Is the Ringing Permanent?

In 80% of cases, tinnitus is only a temporary annoyance. For the other 20%, it can be permanent. This is an example of hoping for the best but planning for the worst-case scenario. Take the following steps for the best possible outcome.

  • Seek immediate medical attention and tell the doctor ALL of your symptoms. Tinnitus is difficult to prove in court should you need to file a claim for future medical bills. The doctor can look for structural damage and document all aspects of the injury, proving that symptoms started right after the accident. Keep all receipts and seek an attorney’s advice if symptoms don’t diminish.
  • Stay in a quiet environment to allow the delicate nerves to recover. This can be difficult in a hospital setting if you or a loved one have additional injuries. Try using earplugs. Foam earplugs cost only a few dollars at the local drugstore, and the hospital may have some.
  • Create an optimal internal environment for nerve regeneration and healing.
    • If you have diabetes, keep your blood sugar under control.
    • Avoid smoking, as it can restrict blood vessels that feed the nerves.
    • Tinnitus natural remedies and supplements, including high-grade ginkgo biloba, improve nerve conductivity and regeneration.
    • Vitamin supplements for tinnitus include
      • B-12: Helps create red blood cells, which feed nerves nutrients and oxygen and impact overall nervous system function.
      • A: Helps the sensory cells in the inner ear stay healthy.
      • E: A powerful antioxidant to reduce oxidative stress on damaged cells.
      • Zinc: Plays a significant role in cellular function and healing.
  • Use stress reduction techniques to find tinnitus relief.
    • Some people find masking helpful. They can sleep or work more comfortably by listening to low-volume music or white noise to drown out the tinnitus sounds.
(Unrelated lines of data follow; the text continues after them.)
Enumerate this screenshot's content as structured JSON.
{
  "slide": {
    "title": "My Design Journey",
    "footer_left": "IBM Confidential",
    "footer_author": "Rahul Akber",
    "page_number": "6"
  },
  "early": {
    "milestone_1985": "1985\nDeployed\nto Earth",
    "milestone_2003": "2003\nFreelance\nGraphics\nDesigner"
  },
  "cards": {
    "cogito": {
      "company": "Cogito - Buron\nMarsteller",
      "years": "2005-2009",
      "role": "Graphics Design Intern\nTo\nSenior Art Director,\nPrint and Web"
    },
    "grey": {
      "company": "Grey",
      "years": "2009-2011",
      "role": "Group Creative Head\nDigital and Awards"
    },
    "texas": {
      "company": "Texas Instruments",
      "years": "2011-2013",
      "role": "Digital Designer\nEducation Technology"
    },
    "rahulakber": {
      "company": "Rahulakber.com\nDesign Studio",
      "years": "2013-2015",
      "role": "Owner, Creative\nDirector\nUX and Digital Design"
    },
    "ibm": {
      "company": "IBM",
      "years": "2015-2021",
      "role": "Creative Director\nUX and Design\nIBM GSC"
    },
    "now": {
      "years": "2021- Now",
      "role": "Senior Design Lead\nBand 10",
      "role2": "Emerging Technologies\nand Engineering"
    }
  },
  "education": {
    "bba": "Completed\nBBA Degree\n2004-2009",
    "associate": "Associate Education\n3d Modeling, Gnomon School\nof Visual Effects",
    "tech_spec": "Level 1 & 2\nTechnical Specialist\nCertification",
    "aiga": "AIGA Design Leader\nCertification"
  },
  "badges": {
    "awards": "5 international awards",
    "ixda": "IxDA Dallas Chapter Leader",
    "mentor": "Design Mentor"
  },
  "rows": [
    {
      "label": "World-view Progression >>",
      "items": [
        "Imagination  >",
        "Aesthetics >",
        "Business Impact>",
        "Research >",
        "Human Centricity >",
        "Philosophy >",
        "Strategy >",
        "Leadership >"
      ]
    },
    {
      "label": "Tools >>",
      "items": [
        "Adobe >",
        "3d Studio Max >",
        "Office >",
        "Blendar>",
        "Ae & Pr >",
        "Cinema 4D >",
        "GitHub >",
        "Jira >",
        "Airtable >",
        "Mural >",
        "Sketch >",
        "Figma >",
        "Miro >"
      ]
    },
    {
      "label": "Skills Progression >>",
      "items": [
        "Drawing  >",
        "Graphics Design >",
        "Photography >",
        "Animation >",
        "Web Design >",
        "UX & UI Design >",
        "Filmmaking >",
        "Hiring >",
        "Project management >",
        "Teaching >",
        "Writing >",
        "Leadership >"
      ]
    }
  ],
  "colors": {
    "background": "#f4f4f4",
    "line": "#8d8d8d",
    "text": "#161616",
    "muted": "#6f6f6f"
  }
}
Some people find masking worsens their symptoms, so try it and see how your body reacts.
    • Massage can be a great tool. It helps relax you and loosens tight muscles that might aggravate your symptoms. If you have a trauma injury, talk to your doctor before physically manipulating damaged body parts. Otherwise, you can take a tennis ball between your cheek and the palm of your hand and roll it gently from the temple to the jaw. If you’re a fan of facial massage, this is a perfect time to see your massage therapist or esthetician.

Your Outcome

If you’ve wondered if your tinnitus symptoms could be related to a recent car accident, it’s possible. While the odds of a full recovery are in your favor, it helps to be proactive. Alerting your doctor to your symptoms and taking care of yourself can help your body heal from the accident and improve your chances of kicking tinnitus to the curb.